Fast, Localized Document Recovery for Distributed Apps with K-Optimistic Logging
Computing & Wireless : Computing Methods
Available for non-exclusive licensing
- Vijay Garg, Ph.D. , Electrical and Computer Engineering
- Om Damani, Ph.D. , IBM, Inc.
- Yi-Min Wang, Ph.D. , AT&T Corporation
Log-based rollback-recovery is an effective technique for providing low-cost fault tolerance to distributed applications, and is especially useful for distributed applications that frequently interact with the outside world. It can be used to reduce the amount of lost work due to failures and to enable fast and localized recovery.
Optimistic logging first saves messages in a volatile buffer and later writes several messages to stable storage in a single operation. This methodology incurs a lower failure-free overhead than pessimistic logging, where each message is individually and synchronously logged. However, messages saved in the volatile buffer may be lost upon a failure, and the corresponding lost states may revoke messages and force other non-failed processes to roll back as well.
It is desirable to have a flexible scheme with tunable parameters such that each application can balance this trade-off so that it can be responsive during normal operation, and also control the rollback scope so that it can recover reasonably quickly in the event of a failure.
This invention relates to fault-tolerant systems and methods. More particularly, the invention relates to fault-tolerant systems and methods using optimistic logging with a synchronous recovery in message passing systems.
A fault-tolerant message passing system includes a plurality of interconnected processors with storage and a watchdog process wherein the processors may undergo failure. A method restores a consistent system state using optimistic logging protocol with asynchronous recovery. If, upon receiving an incoming message, a process failure is detected, then the failed process is re-started.
Allows the user to specify a fine-grain tradeoff between failure-free overhead and recovery efficiency.
- The variable K, the maximum number of processes whose failures can revoke a specific message, is a tunable parameter.
- Each process comprises a sequence of state intervals and checkpoints for storing the state of the process, sufficient to re-start execution of the process by restoring the latest checkpoint upon failure detection.

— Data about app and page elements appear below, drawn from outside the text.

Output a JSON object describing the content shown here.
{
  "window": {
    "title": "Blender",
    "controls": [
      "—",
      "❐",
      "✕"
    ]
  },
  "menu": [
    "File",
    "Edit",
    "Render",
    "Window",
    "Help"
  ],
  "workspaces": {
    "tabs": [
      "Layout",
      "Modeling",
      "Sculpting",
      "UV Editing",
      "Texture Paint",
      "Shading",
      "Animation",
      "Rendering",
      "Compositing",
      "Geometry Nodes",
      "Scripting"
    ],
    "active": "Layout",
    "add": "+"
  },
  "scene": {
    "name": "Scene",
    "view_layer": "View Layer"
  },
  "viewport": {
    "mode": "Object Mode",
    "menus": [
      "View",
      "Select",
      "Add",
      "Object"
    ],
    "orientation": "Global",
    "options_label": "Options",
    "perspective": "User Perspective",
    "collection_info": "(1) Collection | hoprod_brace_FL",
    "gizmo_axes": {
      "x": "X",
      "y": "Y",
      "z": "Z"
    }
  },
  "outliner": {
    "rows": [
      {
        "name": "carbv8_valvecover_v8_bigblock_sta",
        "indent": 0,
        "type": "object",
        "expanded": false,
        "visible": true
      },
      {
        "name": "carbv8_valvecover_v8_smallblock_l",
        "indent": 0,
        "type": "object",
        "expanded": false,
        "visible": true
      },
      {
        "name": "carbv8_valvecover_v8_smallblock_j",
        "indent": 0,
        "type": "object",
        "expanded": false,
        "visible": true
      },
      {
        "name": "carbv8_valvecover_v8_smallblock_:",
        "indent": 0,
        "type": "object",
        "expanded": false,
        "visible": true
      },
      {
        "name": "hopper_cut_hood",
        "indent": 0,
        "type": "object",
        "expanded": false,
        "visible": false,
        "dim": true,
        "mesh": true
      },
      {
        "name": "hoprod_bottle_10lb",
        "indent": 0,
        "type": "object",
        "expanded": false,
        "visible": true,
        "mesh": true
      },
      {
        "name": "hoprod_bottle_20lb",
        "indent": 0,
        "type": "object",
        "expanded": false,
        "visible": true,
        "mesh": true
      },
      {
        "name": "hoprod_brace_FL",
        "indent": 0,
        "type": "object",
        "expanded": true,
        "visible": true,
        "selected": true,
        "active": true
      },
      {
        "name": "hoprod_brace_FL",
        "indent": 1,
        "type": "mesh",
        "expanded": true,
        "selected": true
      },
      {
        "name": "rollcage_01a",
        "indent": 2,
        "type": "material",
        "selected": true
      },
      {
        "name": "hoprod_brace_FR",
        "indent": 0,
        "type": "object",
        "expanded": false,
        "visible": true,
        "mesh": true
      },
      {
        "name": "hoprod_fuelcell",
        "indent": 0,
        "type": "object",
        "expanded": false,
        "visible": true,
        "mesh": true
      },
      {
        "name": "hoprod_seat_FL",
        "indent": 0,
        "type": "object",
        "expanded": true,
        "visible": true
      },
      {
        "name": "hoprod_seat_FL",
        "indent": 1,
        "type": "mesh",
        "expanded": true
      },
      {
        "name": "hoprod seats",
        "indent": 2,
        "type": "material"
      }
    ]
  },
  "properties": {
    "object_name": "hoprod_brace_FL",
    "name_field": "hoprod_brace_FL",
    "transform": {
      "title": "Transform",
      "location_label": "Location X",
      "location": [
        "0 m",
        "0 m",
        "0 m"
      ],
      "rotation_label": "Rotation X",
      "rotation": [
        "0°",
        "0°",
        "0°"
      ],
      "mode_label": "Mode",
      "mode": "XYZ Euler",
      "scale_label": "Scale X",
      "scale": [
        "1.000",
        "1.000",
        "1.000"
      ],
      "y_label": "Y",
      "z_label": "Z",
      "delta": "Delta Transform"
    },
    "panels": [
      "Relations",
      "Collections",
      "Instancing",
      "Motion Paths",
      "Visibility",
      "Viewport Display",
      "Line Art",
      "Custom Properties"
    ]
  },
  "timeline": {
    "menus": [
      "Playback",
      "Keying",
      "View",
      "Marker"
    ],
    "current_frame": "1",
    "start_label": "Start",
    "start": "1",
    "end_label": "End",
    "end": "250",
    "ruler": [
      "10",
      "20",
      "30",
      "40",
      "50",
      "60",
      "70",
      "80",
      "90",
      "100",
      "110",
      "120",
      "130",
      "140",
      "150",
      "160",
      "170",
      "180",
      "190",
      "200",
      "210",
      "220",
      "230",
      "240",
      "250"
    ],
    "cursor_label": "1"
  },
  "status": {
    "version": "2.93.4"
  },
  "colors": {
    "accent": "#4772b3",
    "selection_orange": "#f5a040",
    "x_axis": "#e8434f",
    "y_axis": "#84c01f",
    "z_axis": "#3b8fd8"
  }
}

- When a process fails, it broadcasts a rollback announcement. Upon receiving a rollback announcement, dependent processes roll back to undo the orphan states, and start a new incarnation as if it itself has failed.
Fault tolerance, distributed systems
Proof of concept